Exercise inputs:
□ □ □ □ □ □ □

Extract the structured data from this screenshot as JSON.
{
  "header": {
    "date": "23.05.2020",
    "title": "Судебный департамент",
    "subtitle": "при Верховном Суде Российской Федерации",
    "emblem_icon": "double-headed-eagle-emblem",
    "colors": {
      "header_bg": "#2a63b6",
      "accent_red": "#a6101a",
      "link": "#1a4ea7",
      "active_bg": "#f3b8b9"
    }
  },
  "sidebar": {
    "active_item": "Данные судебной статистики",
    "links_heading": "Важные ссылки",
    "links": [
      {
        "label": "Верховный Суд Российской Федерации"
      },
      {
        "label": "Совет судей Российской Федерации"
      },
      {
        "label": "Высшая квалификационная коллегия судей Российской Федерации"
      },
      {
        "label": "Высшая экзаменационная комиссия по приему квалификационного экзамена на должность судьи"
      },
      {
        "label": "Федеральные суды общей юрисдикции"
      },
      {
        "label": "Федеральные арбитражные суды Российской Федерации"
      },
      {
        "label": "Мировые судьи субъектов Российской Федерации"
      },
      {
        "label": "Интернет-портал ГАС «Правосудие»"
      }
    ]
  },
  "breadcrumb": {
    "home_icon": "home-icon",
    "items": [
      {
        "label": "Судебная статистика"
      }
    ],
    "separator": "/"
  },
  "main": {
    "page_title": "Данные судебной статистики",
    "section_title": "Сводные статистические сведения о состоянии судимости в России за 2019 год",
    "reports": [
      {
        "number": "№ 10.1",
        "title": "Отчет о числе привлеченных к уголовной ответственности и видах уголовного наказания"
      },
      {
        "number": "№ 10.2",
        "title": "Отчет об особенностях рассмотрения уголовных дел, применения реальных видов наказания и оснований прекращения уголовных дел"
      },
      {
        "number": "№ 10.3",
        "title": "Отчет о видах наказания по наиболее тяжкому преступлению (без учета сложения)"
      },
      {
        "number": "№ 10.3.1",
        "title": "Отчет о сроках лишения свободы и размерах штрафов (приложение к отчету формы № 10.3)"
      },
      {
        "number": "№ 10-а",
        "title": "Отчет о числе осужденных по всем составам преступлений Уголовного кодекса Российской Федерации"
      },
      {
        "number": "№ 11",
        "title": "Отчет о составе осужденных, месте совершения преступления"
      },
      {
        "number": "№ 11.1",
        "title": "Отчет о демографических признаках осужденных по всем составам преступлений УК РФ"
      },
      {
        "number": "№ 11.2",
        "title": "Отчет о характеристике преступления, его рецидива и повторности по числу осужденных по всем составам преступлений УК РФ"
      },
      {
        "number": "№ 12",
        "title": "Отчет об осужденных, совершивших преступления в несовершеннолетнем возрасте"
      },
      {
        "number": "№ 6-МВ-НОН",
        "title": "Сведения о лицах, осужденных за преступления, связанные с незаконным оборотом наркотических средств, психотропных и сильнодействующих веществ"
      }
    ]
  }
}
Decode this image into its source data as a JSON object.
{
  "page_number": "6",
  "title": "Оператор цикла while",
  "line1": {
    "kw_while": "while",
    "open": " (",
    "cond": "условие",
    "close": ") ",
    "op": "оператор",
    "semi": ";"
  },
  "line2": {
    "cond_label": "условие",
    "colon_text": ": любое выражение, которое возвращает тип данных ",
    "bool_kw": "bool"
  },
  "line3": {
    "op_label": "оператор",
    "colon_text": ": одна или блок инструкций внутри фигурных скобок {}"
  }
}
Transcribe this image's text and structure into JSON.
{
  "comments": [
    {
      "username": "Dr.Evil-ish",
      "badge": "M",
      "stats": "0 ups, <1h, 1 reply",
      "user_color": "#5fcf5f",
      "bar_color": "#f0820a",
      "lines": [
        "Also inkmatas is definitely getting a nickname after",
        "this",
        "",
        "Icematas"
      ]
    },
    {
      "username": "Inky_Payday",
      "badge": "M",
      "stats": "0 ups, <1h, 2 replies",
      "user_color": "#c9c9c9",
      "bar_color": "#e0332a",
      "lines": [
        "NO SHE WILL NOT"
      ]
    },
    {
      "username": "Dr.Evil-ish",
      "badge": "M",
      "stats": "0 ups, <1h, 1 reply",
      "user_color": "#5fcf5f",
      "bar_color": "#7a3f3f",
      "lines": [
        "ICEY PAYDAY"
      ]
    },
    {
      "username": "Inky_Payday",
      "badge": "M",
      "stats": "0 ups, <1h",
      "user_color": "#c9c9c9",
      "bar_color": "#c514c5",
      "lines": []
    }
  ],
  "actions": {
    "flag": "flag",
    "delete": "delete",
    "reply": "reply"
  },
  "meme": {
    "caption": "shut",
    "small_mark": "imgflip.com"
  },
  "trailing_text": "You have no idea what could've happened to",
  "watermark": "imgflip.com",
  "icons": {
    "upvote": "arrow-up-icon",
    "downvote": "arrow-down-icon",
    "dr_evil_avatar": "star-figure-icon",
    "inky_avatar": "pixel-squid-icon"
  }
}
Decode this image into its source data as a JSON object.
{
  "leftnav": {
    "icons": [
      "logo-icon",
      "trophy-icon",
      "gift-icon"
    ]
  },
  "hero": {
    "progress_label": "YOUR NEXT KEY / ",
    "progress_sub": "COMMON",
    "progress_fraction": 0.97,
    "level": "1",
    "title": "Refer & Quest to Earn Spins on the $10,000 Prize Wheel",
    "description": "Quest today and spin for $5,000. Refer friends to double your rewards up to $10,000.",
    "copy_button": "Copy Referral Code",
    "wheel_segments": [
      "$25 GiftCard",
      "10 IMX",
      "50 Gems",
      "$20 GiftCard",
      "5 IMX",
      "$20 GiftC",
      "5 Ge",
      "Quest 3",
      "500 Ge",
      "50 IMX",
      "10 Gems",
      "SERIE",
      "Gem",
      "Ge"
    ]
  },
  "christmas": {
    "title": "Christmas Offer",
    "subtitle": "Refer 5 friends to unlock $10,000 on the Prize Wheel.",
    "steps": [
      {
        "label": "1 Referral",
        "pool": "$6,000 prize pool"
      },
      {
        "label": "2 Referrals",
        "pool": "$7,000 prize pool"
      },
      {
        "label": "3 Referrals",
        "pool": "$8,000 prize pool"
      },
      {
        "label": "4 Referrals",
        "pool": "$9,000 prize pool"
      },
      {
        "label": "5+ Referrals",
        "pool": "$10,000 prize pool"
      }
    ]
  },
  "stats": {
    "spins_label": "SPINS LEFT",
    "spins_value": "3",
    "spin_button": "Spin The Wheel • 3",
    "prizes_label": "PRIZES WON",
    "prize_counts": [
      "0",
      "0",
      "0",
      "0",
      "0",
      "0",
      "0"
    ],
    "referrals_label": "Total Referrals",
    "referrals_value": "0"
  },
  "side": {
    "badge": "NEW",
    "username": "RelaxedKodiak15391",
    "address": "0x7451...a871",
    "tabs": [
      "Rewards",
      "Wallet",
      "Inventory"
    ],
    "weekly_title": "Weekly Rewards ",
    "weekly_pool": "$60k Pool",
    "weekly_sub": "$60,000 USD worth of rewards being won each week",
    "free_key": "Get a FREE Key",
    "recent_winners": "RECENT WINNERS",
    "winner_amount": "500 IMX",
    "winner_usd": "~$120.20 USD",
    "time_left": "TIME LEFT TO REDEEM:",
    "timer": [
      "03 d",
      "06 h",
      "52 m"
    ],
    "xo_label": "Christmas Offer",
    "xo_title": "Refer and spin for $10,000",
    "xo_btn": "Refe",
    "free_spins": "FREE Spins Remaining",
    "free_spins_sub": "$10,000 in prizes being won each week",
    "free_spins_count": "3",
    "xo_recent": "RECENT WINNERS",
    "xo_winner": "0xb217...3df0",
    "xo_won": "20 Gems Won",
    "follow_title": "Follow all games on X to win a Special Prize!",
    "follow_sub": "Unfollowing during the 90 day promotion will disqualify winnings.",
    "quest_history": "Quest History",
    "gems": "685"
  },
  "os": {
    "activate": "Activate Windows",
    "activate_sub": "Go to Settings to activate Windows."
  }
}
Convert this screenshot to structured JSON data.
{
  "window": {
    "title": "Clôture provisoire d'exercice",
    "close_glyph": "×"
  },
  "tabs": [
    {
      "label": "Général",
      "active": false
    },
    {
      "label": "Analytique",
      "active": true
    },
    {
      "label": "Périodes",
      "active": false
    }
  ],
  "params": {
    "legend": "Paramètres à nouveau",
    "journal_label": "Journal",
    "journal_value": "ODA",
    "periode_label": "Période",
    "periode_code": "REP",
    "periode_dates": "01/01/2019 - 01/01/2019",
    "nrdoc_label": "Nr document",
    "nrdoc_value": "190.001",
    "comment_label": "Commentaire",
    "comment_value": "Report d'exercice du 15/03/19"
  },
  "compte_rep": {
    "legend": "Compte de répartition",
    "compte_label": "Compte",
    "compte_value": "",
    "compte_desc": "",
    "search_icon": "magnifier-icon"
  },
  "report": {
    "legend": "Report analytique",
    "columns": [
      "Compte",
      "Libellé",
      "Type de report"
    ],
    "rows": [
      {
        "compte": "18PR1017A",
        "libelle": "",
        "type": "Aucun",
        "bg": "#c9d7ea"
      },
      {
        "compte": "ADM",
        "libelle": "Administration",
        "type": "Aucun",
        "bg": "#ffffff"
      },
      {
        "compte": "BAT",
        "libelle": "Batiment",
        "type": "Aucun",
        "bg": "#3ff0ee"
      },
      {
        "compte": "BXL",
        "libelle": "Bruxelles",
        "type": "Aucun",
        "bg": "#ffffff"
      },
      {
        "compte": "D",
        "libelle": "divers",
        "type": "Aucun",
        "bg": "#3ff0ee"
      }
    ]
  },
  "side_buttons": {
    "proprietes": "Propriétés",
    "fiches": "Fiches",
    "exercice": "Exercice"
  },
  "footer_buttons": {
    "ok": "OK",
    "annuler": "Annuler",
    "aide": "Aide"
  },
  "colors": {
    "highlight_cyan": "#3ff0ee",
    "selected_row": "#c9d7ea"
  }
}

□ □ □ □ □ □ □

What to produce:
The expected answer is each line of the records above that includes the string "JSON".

Answer to this task:
Extract the structured data from this screenshot as JSON.
Decode this image into its source data as a JSON object.
Transcribe this image's text and structure into JSON.
Decode this image into its source data as a JSON object.
Convert this screenshot to structured JSON data.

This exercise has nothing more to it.